PROVIDENCE, R.I. -- The cold tub is the hot place to be at Duke University right now.
That’s where the Blue Devils gather after practice to rejuvenate bodies that are redefining the meaning of “survive and advance."
Duke's roster has been tested since Amile Jefferson’s season-ending injury in December. The same team that preached “eight is enough" all the way to last year's national championship has raised the stakes on its own short-rotation game with the hope that a seven-player unit will be satisfactory.
That’s essentially all the bodies coach Mike Krzyzewski has to call on now -- and the seventh, Chase Jeter, has been a late addition plug-in only in the past month.
Is it enough? The Blue Devils are about to find out. Duke will officially kick off the NCAA tournament -- and the defense of its title -- when the fourth-seeded Blue Devils face UNC-Wilmington in the first game of the tourney.
“Most definitely it’s enough," freshman guard Brandon Ingram said. “Everybody in this room can play."
Perhaps, but few have been chosen.
Ingram, Grayson Allen, Matt Jones, Marshall Plumlee, Luke Kennard, a sprinkling of Jeter and Derryck Thornton and the rare but occasional dash of Sean Obi have essentially been the entirety of Duke’s roster since Jefferson’s injury.
There has been a heavy emphasis on Ingram and Allen. The two have been the Blue Devils’ pack mules, virtually carrying their team to the postseason. Allen has played fewer than 30 minutes in just one of 24 games since Jefferson's injury -- and that was a 105-66 blowout win against Elon. Four times he has stayed in for the entire 40 minutes, and in last week’s ACC tournament semifinal, he was on the court for 44 of the 45 minutes (including overtime) against Notre Dame.
Ingram, meanwhile, has matched Allen nearly stride for stride, playing less than 30 minutes just twice since Jefferson’s injury.
The two insist they are neither sore nor tired, but when asked to explain how they're able to repeat the marathon game after game, their litany of repair remedies is one Icy Hot treatment away from hitting for a middle-aged-athlete cycle.
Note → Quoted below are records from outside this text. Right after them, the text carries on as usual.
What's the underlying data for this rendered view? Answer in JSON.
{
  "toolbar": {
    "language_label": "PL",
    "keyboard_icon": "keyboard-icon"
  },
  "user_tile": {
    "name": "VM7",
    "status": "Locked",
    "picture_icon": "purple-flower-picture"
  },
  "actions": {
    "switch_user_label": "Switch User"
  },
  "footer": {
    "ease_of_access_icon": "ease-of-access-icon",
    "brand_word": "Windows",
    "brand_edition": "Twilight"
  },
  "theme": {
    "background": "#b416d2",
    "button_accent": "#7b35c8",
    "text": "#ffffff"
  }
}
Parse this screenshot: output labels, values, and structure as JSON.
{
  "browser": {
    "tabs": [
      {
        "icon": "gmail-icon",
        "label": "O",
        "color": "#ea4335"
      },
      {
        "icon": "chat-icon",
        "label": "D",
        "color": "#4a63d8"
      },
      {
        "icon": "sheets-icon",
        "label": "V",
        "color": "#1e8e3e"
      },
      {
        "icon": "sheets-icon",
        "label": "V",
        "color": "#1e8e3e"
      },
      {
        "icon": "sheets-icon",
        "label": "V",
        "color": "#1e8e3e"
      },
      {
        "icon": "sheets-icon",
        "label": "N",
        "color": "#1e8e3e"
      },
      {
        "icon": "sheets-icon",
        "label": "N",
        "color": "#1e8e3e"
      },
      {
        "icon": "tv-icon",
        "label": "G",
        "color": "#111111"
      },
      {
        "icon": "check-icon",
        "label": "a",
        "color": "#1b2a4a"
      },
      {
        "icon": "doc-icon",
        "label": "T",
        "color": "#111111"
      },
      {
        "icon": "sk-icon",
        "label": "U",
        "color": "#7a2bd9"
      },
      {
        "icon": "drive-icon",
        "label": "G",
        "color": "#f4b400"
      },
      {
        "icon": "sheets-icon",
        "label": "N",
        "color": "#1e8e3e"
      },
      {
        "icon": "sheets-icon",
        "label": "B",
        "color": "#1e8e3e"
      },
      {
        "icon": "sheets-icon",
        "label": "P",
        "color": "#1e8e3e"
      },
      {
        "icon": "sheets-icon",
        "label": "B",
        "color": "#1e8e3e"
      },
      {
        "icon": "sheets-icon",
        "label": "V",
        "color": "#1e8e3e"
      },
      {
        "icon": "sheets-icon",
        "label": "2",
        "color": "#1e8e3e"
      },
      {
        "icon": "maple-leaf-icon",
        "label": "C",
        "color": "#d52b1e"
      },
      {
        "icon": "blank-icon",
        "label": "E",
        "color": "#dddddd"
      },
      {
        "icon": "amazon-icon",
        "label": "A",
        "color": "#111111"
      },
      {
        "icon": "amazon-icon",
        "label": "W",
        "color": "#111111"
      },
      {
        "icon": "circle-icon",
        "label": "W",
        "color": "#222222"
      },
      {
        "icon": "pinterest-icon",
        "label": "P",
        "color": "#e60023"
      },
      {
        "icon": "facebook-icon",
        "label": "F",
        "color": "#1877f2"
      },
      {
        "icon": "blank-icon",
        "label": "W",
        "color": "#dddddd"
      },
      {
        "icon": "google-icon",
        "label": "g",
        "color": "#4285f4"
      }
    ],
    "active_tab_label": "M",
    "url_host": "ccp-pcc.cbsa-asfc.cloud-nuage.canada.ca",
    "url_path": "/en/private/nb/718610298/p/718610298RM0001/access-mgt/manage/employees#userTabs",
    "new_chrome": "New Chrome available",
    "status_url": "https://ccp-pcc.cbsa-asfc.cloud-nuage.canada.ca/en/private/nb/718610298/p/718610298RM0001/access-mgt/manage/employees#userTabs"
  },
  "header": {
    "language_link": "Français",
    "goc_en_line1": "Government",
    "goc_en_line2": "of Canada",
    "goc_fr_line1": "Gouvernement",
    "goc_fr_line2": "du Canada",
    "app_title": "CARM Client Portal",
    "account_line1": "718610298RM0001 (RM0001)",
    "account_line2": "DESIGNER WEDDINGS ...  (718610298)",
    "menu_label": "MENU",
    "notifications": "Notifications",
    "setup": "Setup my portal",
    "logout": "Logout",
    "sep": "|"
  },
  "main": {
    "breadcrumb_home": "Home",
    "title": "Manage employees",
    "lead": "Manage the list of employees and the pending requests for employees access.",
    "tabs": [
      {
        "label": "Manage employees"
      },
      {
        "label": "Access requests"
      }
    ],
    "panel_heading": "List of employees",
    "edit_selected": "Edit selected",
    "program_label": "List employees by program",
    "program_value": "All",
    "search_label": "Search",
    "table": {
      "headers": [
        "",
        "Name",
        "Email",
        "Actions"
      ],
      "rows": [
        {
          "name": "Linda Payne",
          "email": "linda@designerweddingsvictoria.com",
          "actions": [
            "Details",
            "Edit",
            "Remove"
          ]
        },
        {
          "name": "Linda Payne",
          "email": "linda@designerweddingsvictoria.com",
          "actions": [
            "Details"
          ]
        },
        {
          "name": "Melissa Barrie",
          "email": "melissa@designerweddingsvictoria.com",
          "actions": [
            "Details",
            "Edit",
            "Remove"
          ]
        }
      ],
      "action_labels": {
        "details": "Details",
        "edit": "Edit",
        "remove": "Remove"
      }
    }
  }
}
“Extra treatment, whether that’s the cold tub, extra stretching or any kind of extra body muscle work with our trainers," Allen said. “Hydrating outside of practice, making sure we eat enough and sleep has been really big as well."
He forgot one thing.
“Recovery shakes," Ingram added.
Ah, the glamour of a college athlete’s life: Eat your veggies, drink your milk and get your rest.
So far, at least, the plan has worked. Duke certainly isn't as dominant as it was a year ago, but the survivalists are surviving. The Blue Devils owned an 8-1 record when Jefferson was shut down, and they stretched it to 14-2 to start the ACC season. Then Duke promptly lost four of its next five, stumbling to a 4-4 start in league play, and was staring down a gauntlet of Louisville, Virginia, North Carolina and Louisville again.
The Devils won all but one of those games, proving that what they lacked in numbers they made up for in gumption.
“That took a lot out of our team," Krzyzewski said. “But it also did a lot for our team, because when you play at that level and fight and are successful, you get to a level of confidence that really made us an NCAA team. People would say, ‘Well, you should always be an NCAA team,’ but we had to earn it.’’
Getting in the tournament and staying in, though, are two different animals. This tourney is a quick-turn sprint as much as a three-week marathon, and the Blue Devils will begin it by facing a team that would love nothing more than to exhaust them. UNC-Wilmington coach Kevin Keatts has stolen a page from the playbook of his mentor, Louisville coach Rick Pitino, fashioning a team that loves to press and cause disruption. Opponents cough up the ball an average of 15 times against the Seahawks.
“Because we’re a pressing team, everyone says that’s to our advantage, and certainly I hope it is," Keatts said. “But I would caution people that we’re not playing them on the second or third day of the tournament. We’re playing them on the first day, and certainly they’ve had time to rest. I hope that our press comes into play. I hope that we can wear them down. But I think they’re in good shape because you learn how to play with six or seven guys throughout the season."
That’s exactly what Krzyzewski is counting on. He has managed to patchwork and piecemeal his rotation, relying as much on the Blue Devils’ savvy as their stamina.
In the ACC tournament against Notre Dame, virtually everyone on the roster was saddled with foul trouble -- so much so that Krzyzewski pressed Obi into service for the first time since late January -- yet the Blue Devils scratched and clawed their way from down 16 to overtime.
“I think mentally we’re good," Krzyzewski said. “We’re ready to go. We’re ready to go. Whoever this team is, it’s as good as it’s been all season since Amile. And that’s where you want to be at this time of the year. They’re a good group. They’re a tight group. Let’s go."
And if all goes well for the Blue Devils, they’ll meet back at the cold tub ready to recover for another game.